Happy New Year! Yes, it’s been a while since my last post here at Y and T, but I’m still around. This blog has mostly been focused on nineteenth century history because that has been my primary focus of study for the last several years. These past weeks though, I’ve moved a hundred years into the future to the 1960s and ’70s. Since I was born in 1955, these were the years of my own youth. Demographically, I am part of the ”baby boomer” generation, usually defined as those born between 1946 and 1964. Somehow though, I’ve always felt just a little behind. My parents were children during WWII, so they don’t fit the “returning G.I.” explanation for the baby boom. I was the first born, so I had no older siblings through which to learn about the world. I was only eight when JFK was shot; thirteen when his brother and MLK met the same fate. Sixties culture affected me, but only superficially. I loved the music, especially the Beatles, but I was only nine when they first appeared on Ed Sullivan, and they broke up when I was still in high school. I listened to the Monkees along with Creedence Clearwater Revival; the soundtracks of Mary Poppins and the Sound of Music along with the Rolling Stones. I loved the clothes; the bell bottomed pants, the paisley billow-sleeved shirts, and the leather fringed jackets and vests. To my parents chagrin, as a young teenager I started letting my hair grow and combed it down across my forehead. Some of the kids at school called me “hippie” but the real hippies had already come and gone by the time I graduated from high school in 1973.
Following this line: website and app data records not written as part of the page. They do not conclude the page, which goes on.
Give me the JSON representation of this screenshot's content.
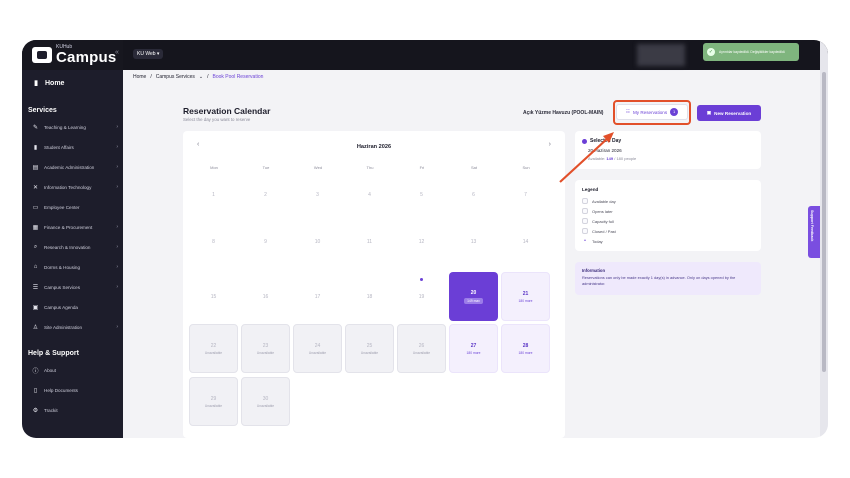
{
  "app": {
    "logo_small": "KUHub",
    "logo_big": "Campus",
    "web_label": "KU Web ▾",
    "toast": "Ayrıntılar kaydedildi. Değişiklikler kaydedildi."
  },
  "sidebar": {
    "home": "Home",
    "services_title": "Services",
    "services": [
      {
        "label": "Teaching & Learning",
        "icon": "pencil-icon",
        "glyph": "✎",
        "chev": true
      },
      {
        "label": "Student Affairs",
        "icon": "card-icon",
        "glyph": "▮",
        "chev": true
      },
      {
        "label": "Academic Administration",
        "icon": "building-icon",
        "glyph": "▤",
        "chev": true
      },
      {
        "label": "Information Technology",
        "icon": "tools-icon",
        "glyph": "✕",
        "chev": true
      },
      {
        "label": "Employee Center",
        "icon": "briefcase-icon",
        "glyph": "▭",
        "chev": false
      },
      {
        "label": "Finance & Procurement",
        "icon": "calculator-icon",
        "glyph": "▦",
        "chev": true
      },
      {
        "label": "Research & Innovation",
        "icon": "search-icon",
        "glyph": "⌕",
        "chev": true
      },
      {
        "label": "Dorms & Housing",
        "icon": "house-icon",
        "glyph": "⌂",
        "chev": true
      },
      {
        "label": "Campus Services",
        "icon": "list-icon",
        "glyph": "☰",
        "chev": true
      },
      {
        "label": "Campus Agenda",
        "icon": "calendar-icon",
        "glyph": "▣",
        "chev": false
      },
      {
        "label": "Site Administration",
        "icon": "users-icon",
        "glyph": "♙",
        "chev": true
      }
    ],
    "help_title": "Help & Support",
    "help": [
      {
        "label": "About",
        "icon": "info-icon",
        "glyph": "ⓘ"
      },
      {
        "label": "Help Documents",
        "icon": "document-icon",
        "glyph": "▯"
      },
      {
        "label": "Trackit",
        "icon": "gear-icon",
        "glyph": "⚙"
      }
    ]
  },
  "breadcrumb": {
    "home": "Home",
    "sep1": "/",
    "services": "Campus Services",
    "chev": "⌄",
    "sep2": "/",
    "current": "Book Pool Reservation"
  },
  "header": {
    "title": "Reservation Calendar",
    "subtitle": "Select the day you want to reserve",
    "pool": "Açık Yüzme Havuzu (POOL-MAIN)",
    "my_reservations": "My Reservations",
    "my_reservations_count": "1",
    "new_reservation": "New Reservation"
  },
  "calendar": {
    "prev": "‹",
    "next": "›",
    "month": "Haziran 2026",
    "weekdays": [
      "Mon",
      "Tue",
      "Wed",
      "Thu",
      "Fri",
      "Sat",
      "Sun"
    ],
    "days": [
      {
        "num": "1",
        "state": "past"
      },
      {
        "num": "2",
        "state": "past"
      },
      {
        "num": "3",
        "state": "past"
      },
      {
        "num": "4",
        "state": "past"
      },
      {
        "num": "5",
        "state": "past"
      },
      {
        "num": "6",
        "state": "past"
      },
      {
        "num": "7",
        "state": "past"
      },
      {
        "num": "8",
        "state": "past"
      },
      {
        "num": "9",
        "state": "past"
      },
      {
        "num": "10",
        "state": "past"
      },
      {
        "num": "11",
        "state": "past"
      },
      {
        "num": "12",
        "state": "past"
      },
      {
        "num": "13",
        "state": "past"
      },
      {
        "num": "14",
        "state": "past"
      },
      {
        "num": "15",
        "state": "past"
      },
      {
        "num": "16",
        "state": "past"
      },
      {
        "num": "17",
        "state": "past"
      },
      {
        "num": "18",
        "state": "past"
      },
      {
        "num": "19",
        "state": "today"
      },
      {
        "num": "20",
        "state": "selected",
        "sub": "149 max"
      },
      {
        "num": "21",
        "state": "avail",
        "sub": "180 more"
      },
      {
        "num": "22",
        "state": "unavail",
        "sub": "Unavailable"
      },
      {
        "num": "23",
        "state": "unavail",
        "sub": "Unavailable"
      },
      {
        "num": "24",
        "state": "unavail",
        "sub": "Unavailable"
      },
      {
        "num": "25",
        "state": "unavail",
        "sub": "Unavailable"
      },
      {
        "num": "26",
        "state": "unavail",
        "sub": "Unavailable"
      },
      {
        "num": "27",
        "state": "avail",
        "sub": "180 more"
      },
      {
        "num": "28",
        "state": "avail",
        "sub": "180 more"
      },
      {
        "num": "29",
        "state": "unavail",
        "sub": "Unavailable"
      },
      {
        "num": "30",
        "state": "unavail",
        "sub": "Unavailable"
      }
    ]
  },
  "selected": {
    "title": "Selected Day",
    "date": "20 Haziran 2026",
    "cap_label": "Available:",
    "cap_value": "149",
    "cap_total": "/ 180 people"
  },
  "legend": {
    "title": "Legend",
    "items": [
      {
        "label": "Available day",
        "kind": "box"
      },
      {
        "label": "Opens later",
        "kind": "box"
      },
      {
        "label": "Capacity full",
        "kind": "box"
      },
      {
        "label": "Closed / Past",
        "kind": "box"
      },
      {
        "label": "Today",
        "kind": "dot"
      }
    ]
  },
  "info": {
    "title": "Information",
    "text": "Reservations can only be made exactly 1 day(s) in advance. Only on days opened by the administrator."
  },
  "feedback": "Support Feedback",
  "colors": {
    "accent": "#6b3ed6",
    "highlight": "#e2502a",
    "sidebar": "#1d1d2b"
  }
}
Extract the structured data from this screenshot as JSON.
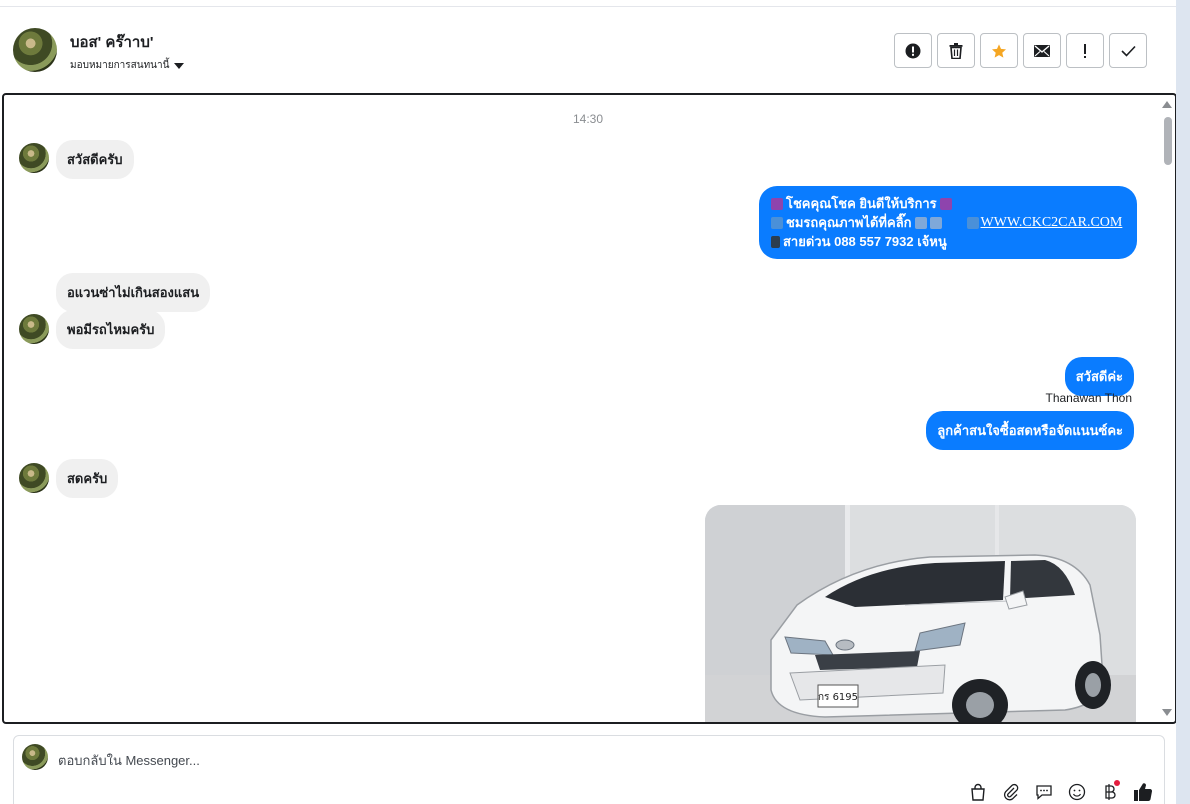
{
  "header": {
    "contact_name": "บอส' คร๊าาบ'",
    "assign_label": "มอบหมายการสนทนานี้",
    "actions": [
      {
        "icon": "alert-circle-icon",
        "name": "spam-button"
      },
      {
        "icon": "trash-icon",
        "name": "delete-button"
      },
      {
        "icon": "star-icon",
        "name": "star-button",
        "color": "#f5a623"
      },
      {
        "icon": "mail-icon",
        "name": "mark-unread-button"
      },
      {
        "icon": "exclamation-icon",
        "name": "follow-up-button"
      },
      {
        "icon": "check-icon",
        "name": "done-button"
      }
    ]
  },
  "conversation": {
    "timestamp": "14:30",
    "incoming": [
      {
        "text": "สวัสดีครับ"
      },
      {
        "text": "อแวนซ่าไม่เกินสองแสน"
      },
      {
        "text": "พอมีรถไหมครับ"
      },
      {
        "text": "สดครับ"
      }
    ],
    "promo": {
      "line1": "โชคคุณโชค ยินดีให้บริการ",
      "line2": "ชมรถคุณภาพได้ที่คลิ๊ก",
      "link": "WWW.CKC2CAR.COM",
      "line3": "สายด่วน 088 557 7932 เจ้หนู"
    },
    "outgoing": [
      {
        "text": "สวัสดีค่ะ"
      },
      {
        "text": "ลูกค้าสนใจซื้อสดหรือจัดแนนซ์คะ"
      }
    ],
    "sender_name": "Thanawan Thon",
    "photo_plate": "กร 6195"
  },
  "composer": {
    "placeholder": "ตอบกลับใน Messenger..."
  },
  "colors": {
    "accent": "#0a7cff",
    "incoming_bubble": "#f0f0f0",
    "star": "#f5a623",
    "badge": "#e41e3f"
  }
}
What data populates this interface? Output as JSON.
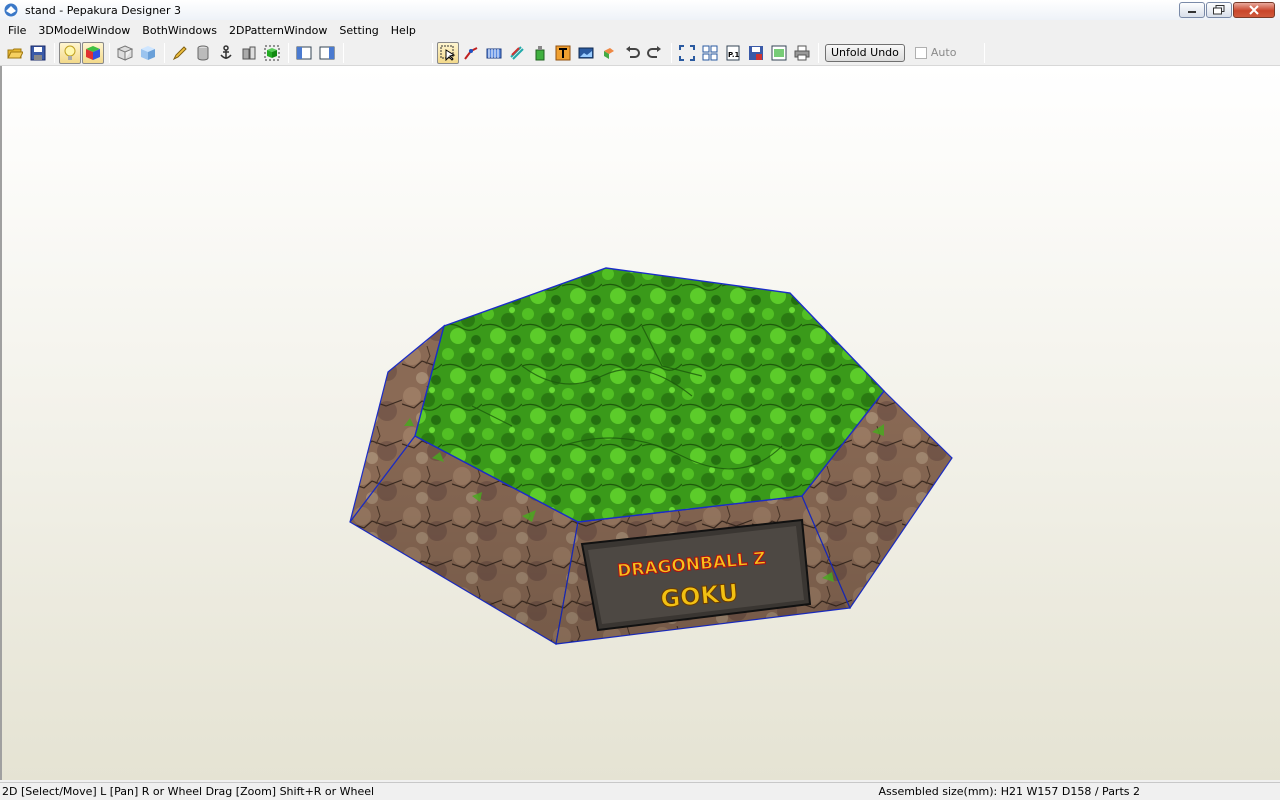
{
  "window": {
    "title": "stand - Pepakura Designer 3"
  },
  "menu": {
    "items": [
      "File",
      "3DModelWindow",
      "BothWindows",
      "2DPatternWindow",
      "Setting",
      "Help"
    ]
  },
  "toolbar": {
    "unfold_undo_label": "Unfold Undo",
    "auto_label": "Auto",
    "auto_checked": false
  },
  "model": {
    "label_line1": "DRAGONBALL Z",
    "label_line2": "GOKU",
    "edge_color": "#1a2cc8",
    "top_color": "#3a9a1a",
    "side_color": "#8a6a55"
  },
  "status": {
    "left": "2D [Select/Move] L [Pan] R or Wheel Drag [Zoom] Shift+R or Wheel",
    "right": "Assembled size(mm): H21 W157 D158 / Parts 2"
  }
}
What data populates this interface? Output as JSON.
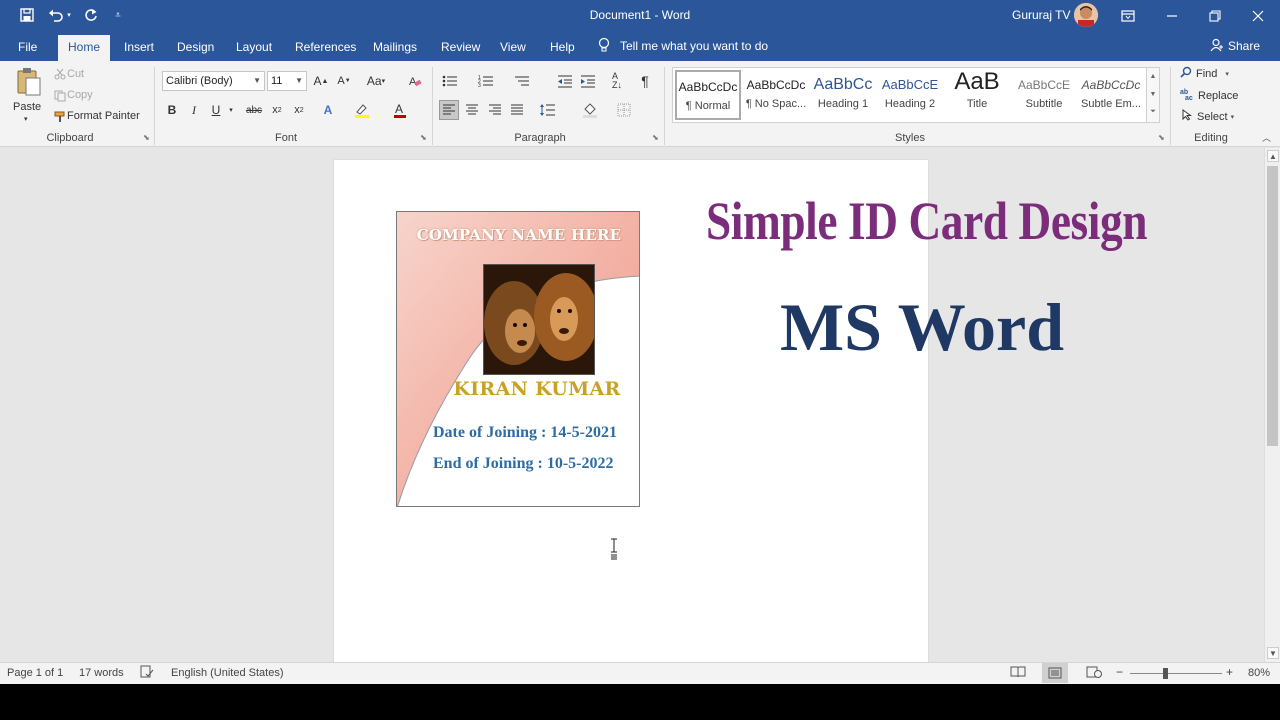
{
  "window": {
    "doc_title": "Document1  -  Word",
    "user_name": "Gururaj TV"
  },
  "tabs": [
    {
      "label": "File"
    },
    {
      "label": "Home"
    },
    {
      "label": "Insert"
    },
    {
      "label": "Design"
    },
    {
      "label": "Layout"
    },
    {
      "label": "References"
    },
    {
      "label": "Mailings"
    },
    {
      "label": "Review"
    },
    {
      "label": "View"
    },
    {
      "label": "Help"
    }
  ],
  "active_tab": "Home",
  "tell_me": "Tell me what you want to do",
  "share_label": "Share",
  "clipboard": {
    "paste": "Paste",
    "cut": "Cut",
    "copy": "Copy",
    "format_painter": "Format Painter",
    "label": "Clipboard"
  },
  "font": {
    "family": "Calibri (Body)",
    "size": "11",
    "label": "Font"
  },
  "paragraph": {
    "label": "Paragraph"
  },
  "styles": {
    "label": "Styles",
    "items": [
      {
        "sample": "AaBbCcDc",
        "name": "¶ Normal"
      },
      {
        "sample": "AaBbCcDc",
        "name": "¶ No Spac..."
      },
      {
        "sample": "AaBbCc",
        "name": "Heading 1"
      },
      {
        "sample": "AaBbCcE",
        "name": "Heading 2"
      },
      {
        "sample": "AaB",
        "name": "Title"
      },
      {
        "sample": "AaBbCcE",
        "name": "Subtitle"
      },
      {
        "sample": "AaBbCcDc",
        "name": "Subtle Em..."
      }
    ]
  },
  "editing": {
    "find": "Find",
    "replace": "Replace",
    "select": "Select",
    "label": "Editing"
  },
  "document": {
    "card": {
      "company": "COMPANY NAME HERE",
      "person": "KIRAN KUMAR",
      "joining": "Date of Joining : 14-5-2021",
      "end": "End of Joining : 10-5-2022"
    },
    "title": "Simple ID Card Design",
    "subtitle": "MS Word"
  },
  "status": {
    "page": "Page 1 of 1",
    "words": "17 words",
    "language": "English (United States)",
    "zoom": "80%"
  },
  "colors": {
    "brand": "#2b579a",
    "title_purple": "#7b2c7a",
    "subtitle_navy": "#1f3864",
    "name_gold": "#c8a225",
    "info_blue": "#2e6da4",
    "card_pink": "#f2a89b"
  }
}
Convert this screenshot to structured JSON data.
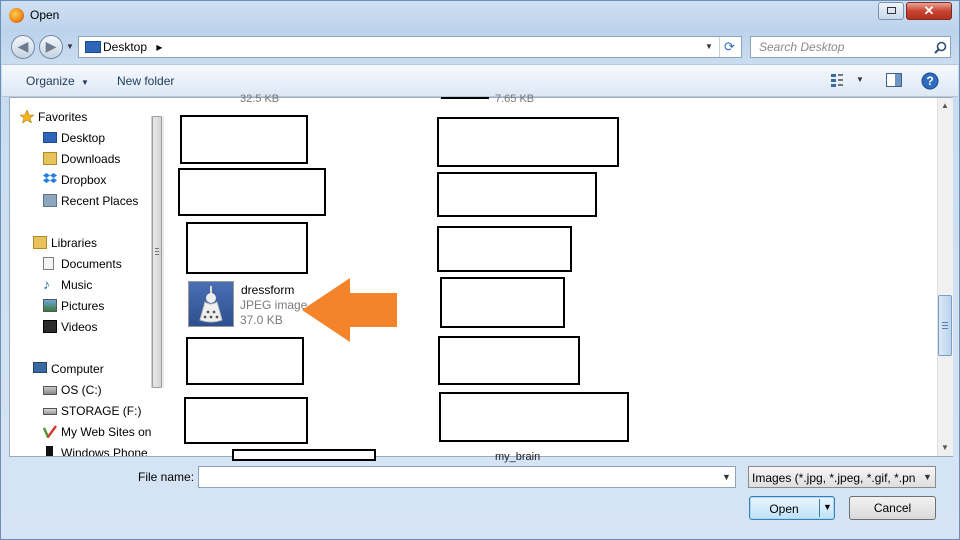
{
  "window": {
    "title": "Open"
  },
  "nav": {
    "back_glyph": "◀",
    "forward_glyph": "▶",
    "address_path": "Desktop",
    "address_separator": "▸",
    "search_placeholder": "Search Desktop"
  },
  "toolbar": {
    "organize_label": "Organize",
    "new_folder_label": "New folder"
  },
  "sidebar": {
    "favorites_label": "Favorites",
    "favorites": [
      "Desktop",
      "Downloads",
      "Dropbox",
      "Recent Places"
    ],
    "libraries_label": "Libraries",
    "libraries": [
      "Documents",
      "Music",
      "Pictures",
      "Videos"
    ],
    "computer_label": "Computer",
    "computer": [
      "OS (C:)",
      "STORAGE (F:)",
      "My Web Sites on",
      "Windows Phone"
    ]
  },
  "files": {
    "partial_top_left": "32.5 KB",
    "partial_top_right": "7.65 KB",
    "highlighted": {
      "name": "dressform",
      "type": "JPEG image",
      "size": "37.0 KB"
    },
    "partial_bottom_right": "my_brain",
    "annotation_color": "#f5832a"
  },
  "bottom": {
    "file_name_label": "File name:",
    "file_name_value": "",
    "filter_label": "Images (*.jpg, *.jpeg, *.gif, *.pn",
    "open_label": "Open",
    "cancel_label": "Cancel"
  }
}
At fifteen I was very focused on obtaining a driver’s license and a car. Maybe it was because I lived in Southern California, or maybe because the town I lived in was a long freeway drive to the “city” and to the beach, but to me “freedom” required a car. I guess a lot of kids in those years figured out ways to roam the country without a car, but not me, and a car required money, which required a job. I worked hard for that first car, and every car I’ve owned since. In 1974 I enlisted in the Marine Corps. Obviously, the “peace movement” hadn’t affected me. The war in Vietnam was a defining issue of the baby boom generation, but it was basically over by the time I enlisted.
So, for me, memories of the sixties and even the seventies is like “looking through a glass darkly.” So much happened in my junior high and high school years, but I was growing up in the far out suburbs of Southern California. The tumult of the Watts riots in Los Angeles in 1965 might as well have been on a different planet. And if Los Angeles seemed far away, Chicago and Newark and Detroit and all those other places that exploded in the sixties over race and poverty and war I don’t think ever entered my young consciousness. Last night I watched a movie about the Chicago 8. All these years I didn’t know that the line from Graham Nash’s song Chicago, “Though your brother’s bound and gagged and they’ve chained him to a chair” was a reference to Bobby Seale, because I knew nothing of the Chicago 8 trial. I have to wonder, if I, a “trained historian” who actually lived through the past fifty-plus years can’t remember everything that happened, then how is the average citizen, more and more often younger than I am, supposed to make sense of today? The 1960s might as well be the 1860s for many people.
Today, the baby boom generation, my generation is in charge. It sometimes feels like the country is so divided that surely it will all come crashing down any time now, but I have to remind myself that it’s always been this way.
The heated discussion conducted in recent years by press and platform on the merits and demerits of liberalism and conservatism causes the student of American history to search his mind concerning the effects of these opposing types of thought on the past history of the United States. In such an inquiry, an initial difficulty presents itself: what do the terms, “conservative” and ” liberal,” mean? Popular usage has tended to rob these expressions of exact meaning and to convert them into epithets of opprobrium and adulation which are used as the bias or interest of the person may dictate. The conservative, having mapped out the confines of truth to his own satisfaction, judges the depravity and errors of the liberal by the extent of his departure from the boundaries thus established. Likewise the liberal, from his vantage-point of truth, measures the knavery and infirmities of his opponents by the distance they have yet to travel to reach his goal. Neither conservative nor liberal regards the other with judicial calm or “sweet reasonableness.” Neither is willing to admit that the other has a useful function to perform in the progress of society. Each regards the other with deep feeling as the enemy of everything that is fundamentally good in government and society.
The above quote could have come from 2013. It’s actually from Arthur Schlesinger’s 1922 book, New Viewpoints in American History. (I did substitute the word “liberal” for Schlesinger’s label “radical,” but the point is the same.) People want to use “history” to support their particular world view, but then pick and choose which pieces of history they want to remember. They also often make the mistake of believing that somehow, somewhere in time there was a “consensus;” a golden time when everyone knew what was right and what was wrong, and, oh, if we could just get back to that time… That way of looking at history just doesn’t work for me.
At any rate, I just wanted to relay where I’m at right now and that this blog is not dead and no, I haven’t left the nineteenth century for good. By the way, I think the video above raises some very interesting questions about “my generation,” and yet I can’t see much of my own life experience in it.